▸ **Your task**
Reproduce every line of the data, exactly and without its pictures.

▸ **Extracted material**
:::

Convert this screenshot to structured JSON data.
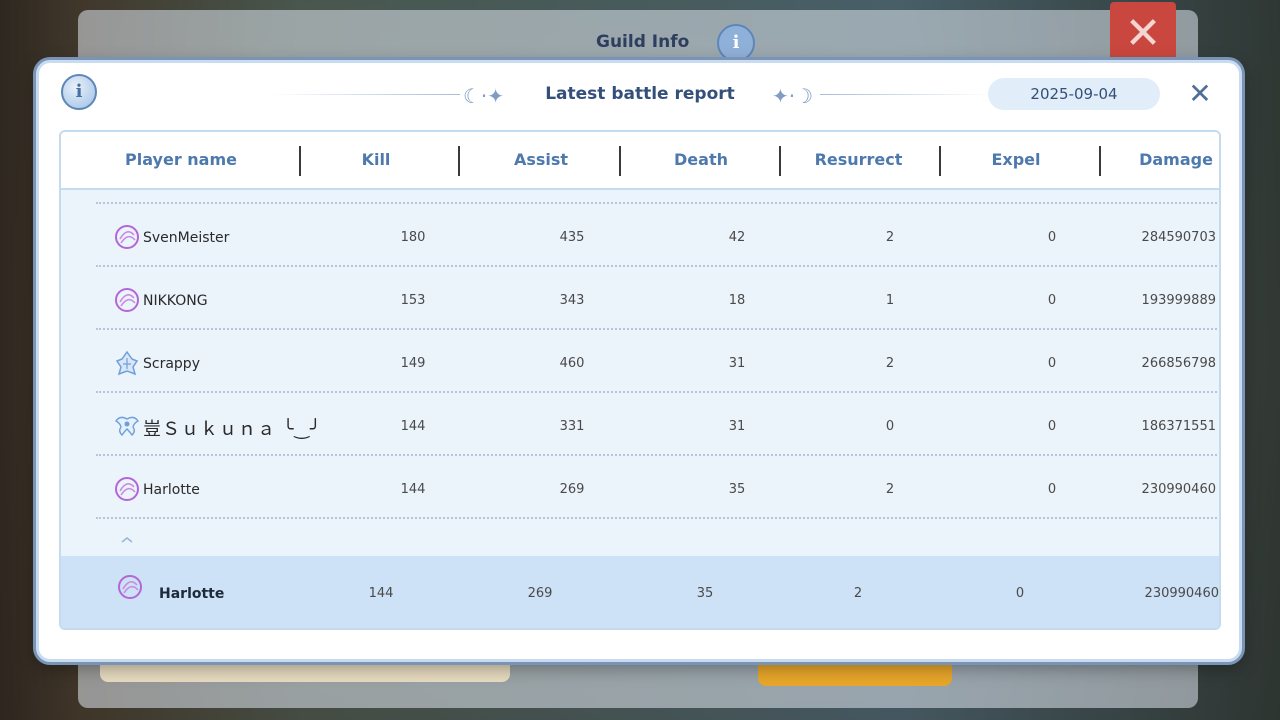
{
  "background": {
    "guild_title": "Guild Info",
    "close_glyph": "✕",
    "info_glyph": "i"
  },
  "dialog": {
    "title": "Latest battle report",
    "date": "2025-09-04",
    "info_glyph": "i",
    "close_glyph": "✕",
    "moon_left": "☾·✦",
    "moon_right": "✦·☽"
  },
  "table": {
    "headers": [
      "Player name",
      "Kill",
      "Assist",
      "Death",
      "Resurrect",
      "Expel",
      "Damage"
    ],
    "rows": [
      {
        "name": "SvenMeister",
        "icon": "purple-emblem-icon",
        "kill": "180",
        "assist": "435",
        "death": "42",
        "resurrect": "2",
        "expel": "0",
        "damage": "284590703"
      },
      {
        "name": "NIKKONG",
        "icon": "purple-emblem-icon",
        "kill": "153",
        "assist": "343",
        "death": "18",
        "resurrect": "1",
        "expel": "0",
        "damage": "193999889"
      },
      {
        "name": "Scrappy",
        "icon": "blue-crystal-icon",
        "kill": "149",
        "assist": "460",
        "death": "31",
        "resurrect": "2",
        "expel": "0",
        "damage": "266856798"
      },
      {
        "name": "豈Ｓｕｋｕｎａ ╰‿╯",
        "icon": "blue-wings-icon",
        "kill": "144",
        "assist": "331",
        "death": "31",
        "resurrect": "0",
        "expel": "0",
        "damage": "186371551"
      },
      {
        "name": "Harlotte",
        "icon": "purple-emblem-icon",
        "kill": "144",
        "assist": "269",
        "death": "35",
        "resurrect": "2",
        "expel": "0",
        "damage": "230990460"
      }
    ],
    "self_row": {
      "name": "Harlotte",
      "icon": "purple-emblem-icon",
      "kill": "144",
      "assist": "269",
      "death": "35",
      "resurrect": "2",
      "expel": "0",
      "damage": "230990460"
    }
  },
  "colors": {
    "accent": "#4e79ad",
    "self_row": "#cde2f6",
    "emblem_purple": "#b266d8",
    "emblem_blue": "#6f9fd8"
  }
}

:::

▸ **Output**
Convert this screenshot to structured JSON data.
{
  "background": {
    "guild_title": "Guild Info",
    "close_glyph": "✕",
    "info_glyph": "i"
  },
  "dialog": {
    "title": "Latest battle report",
    "date": "2025-09-04",
    "info_glyph": "i",
    "close_glyph": "✕",
    "moon_left": "☾·✦",
    "moon_right": "✦·☽"
  },
  "table": {
    "headers": [
      "Player name",
      "Kill",
      "Assist",
      "Death",
      "Resurrect",
      "Expel",
      "Damage"
    ],
    "rows": [
      {
        "name": "SvenMeister",
        "icon": "purple-emblem-icon",
        "kill": "180",
        "assist": "435",
        "death": "42",
        "resurrect": "2",
        "expel": "0",
        "damage": "284590703"
      },
      {
        "name": "NIKKONG",
        "icon": "purple-emblem-icon",
        "kill": "153",
        "assist": "343",
        "death": "18",
        "resurrect": "1",
        "expel": "0",
        "damage": "193999889"
      },
      {
        "name": "Scrappy",
        "icon": "blue-crystal-icon",
        "kill": "149",
        "assist": "460",
        "death": "31",
        "resurrect": "2",
        "expel": "0",
        "damage": "266856798"
      },
      {
        "name": "豈Ｓｕｋｕｎａ ╰‿╯",
        "icon": "blue-wings-icon",
        "kill": "144",
        "assist": "331",
        "death": "31",
        "resurrect": "0",
        "expel": "0",
        "damage": "186371551"
      },
      {
        "name": "Harlotte",
        "icon": "purple-emblem-icon",
        "kill": "144",
        "assist": "269",
        "death": "35",
        "resurrect": "2",
        "expel": "0",
        "damage": "230990460"
      }
    ],
    "self_row": {
      "name": "Harlotte",
      "icon": "purple-emblem-icon",
      "kill": "144",
      "assist": "269",
      "death": "35",
      "resurrect": "2",
      "expel": "0",
      "damage": "230990460"
    }
  },
  "colors": {
    "accent": "#4e79ad",
    "self_row": "#cde2f6",
    "emblem_purple": "#b266d8",
    "emblem_blue": "#6f9fd8"
  }
}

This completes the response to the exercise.